Clinical outcome of incident peritoneal dialysis patients with diabetic kidney disease.


Division of Nephrology and Hypertension, Department of Internal Medicine, The Jikei University School of Medicine, 3-25-8 Nishi-Shimbashi Minato-ku, Tokyo, 1058461, Japan. [Email]

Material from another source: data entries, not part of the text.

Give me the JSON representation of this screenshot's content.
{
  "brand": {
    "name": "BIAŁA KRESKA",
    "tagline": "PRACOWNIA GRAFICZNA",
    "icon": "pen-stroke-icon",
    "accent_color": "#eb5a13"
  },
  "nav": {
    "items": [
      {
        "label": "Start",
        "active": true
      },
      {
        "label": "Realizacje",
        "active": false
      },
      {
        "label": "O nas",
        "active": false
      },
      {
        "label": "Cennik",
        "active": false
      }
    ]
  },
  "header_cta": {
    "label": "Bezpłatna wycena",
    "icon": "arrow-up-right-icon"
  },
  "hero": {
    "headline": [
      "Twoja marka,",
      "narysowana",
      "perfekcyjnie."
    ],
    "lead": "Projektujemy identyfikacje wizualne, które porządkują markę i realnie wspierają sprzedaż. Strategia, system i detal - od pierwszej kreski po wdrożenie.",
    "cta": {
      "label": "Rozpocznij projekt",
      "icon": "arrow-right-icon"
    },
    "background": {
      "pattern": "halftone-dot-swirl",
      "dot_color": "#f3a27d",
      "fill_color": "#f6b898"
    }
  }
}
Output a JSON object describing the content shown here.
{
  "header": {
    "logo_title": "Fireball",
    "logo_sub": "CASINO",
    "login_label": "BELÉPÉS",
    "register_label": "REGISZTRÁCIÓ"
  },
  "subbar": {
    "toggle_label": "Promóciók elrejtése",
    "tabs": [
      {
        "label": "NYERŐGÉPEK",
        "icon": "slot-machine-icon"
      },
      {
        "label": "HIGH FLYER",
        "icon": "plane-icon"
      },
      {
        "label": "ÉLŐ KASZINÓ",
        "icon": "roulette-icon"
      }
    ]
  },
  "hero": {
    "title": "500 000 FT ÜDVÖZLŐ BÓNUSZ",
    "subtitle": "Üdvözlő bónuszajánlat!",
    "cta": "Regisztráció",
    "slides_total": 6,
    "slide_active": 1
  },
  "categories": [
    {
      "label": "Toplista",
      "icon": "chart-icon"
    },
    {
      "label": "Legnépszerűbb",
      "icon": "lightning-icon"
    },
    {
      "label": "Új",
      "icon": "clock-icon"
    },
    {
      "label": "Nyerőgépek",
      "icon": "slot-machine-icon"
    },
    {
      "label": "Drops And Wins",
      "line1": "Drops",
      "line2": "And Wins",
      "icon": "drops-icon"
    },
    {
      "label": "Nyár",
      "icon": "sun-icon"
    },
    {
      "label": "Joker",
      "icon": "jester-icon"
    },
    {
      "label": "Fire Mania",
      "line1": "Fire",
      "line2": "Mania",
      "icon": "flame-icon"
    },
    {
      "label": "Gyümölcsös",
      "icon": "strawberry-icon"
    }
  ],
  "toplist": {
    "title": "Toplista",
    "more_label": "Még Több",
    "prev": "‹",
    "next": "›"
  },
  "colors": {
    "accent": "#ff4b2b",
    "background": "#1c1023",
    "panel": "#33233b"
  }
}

BACKGROUND : Although peritoneal dialysis (PD) is becoming more widespread, PD among diabetic patients carries some concerns, such as worsened glycemic control due to constant exposure to glucose and operational errors due to diabetic complications. However, several technical advances could overcome these disadvantages. We, therefore, aimed to compare technical and patient survival between diabetic and non-diabetic PD patients.
METHODS : We conducted a historical cohort study of 103 patients (mean age, 57 ± 16 years; 75 males, 32 diabetic patients) who started PD between January 2011 and January 2016. Kaplan-Meier survival analysis was used to compare technical and patient survivals between diabetic and non-diabetic patients. Multivariate Cox regression analysis was used to estimate the effects of the presence of diabetes on these outcomes.
RESULTS : Technical and patient survivals did not differ significantly between groups (P = 0.62, P = 0.34, respectively). In addition, presence of diabetes affected neither technical nor patient survival in multivariate analysis (hazard ratio [HR], 1.31; 95% confidence interval [CI], 0.58-2.82 and HR 0.80; 95% CI 0.22-2.68, respectively).
CONCLUSIONS : Technical and patient survivals of diabetic PD patients were not inferior to those of non-diabetic PD patients. These results suggest that no hesitation is warranted in initiating PD for diabetic patients with end-stage renal disease.


Diabetes,Icodextrin,Patient survival,Peritoneal dialysis,Technical survival,Twin-bag system,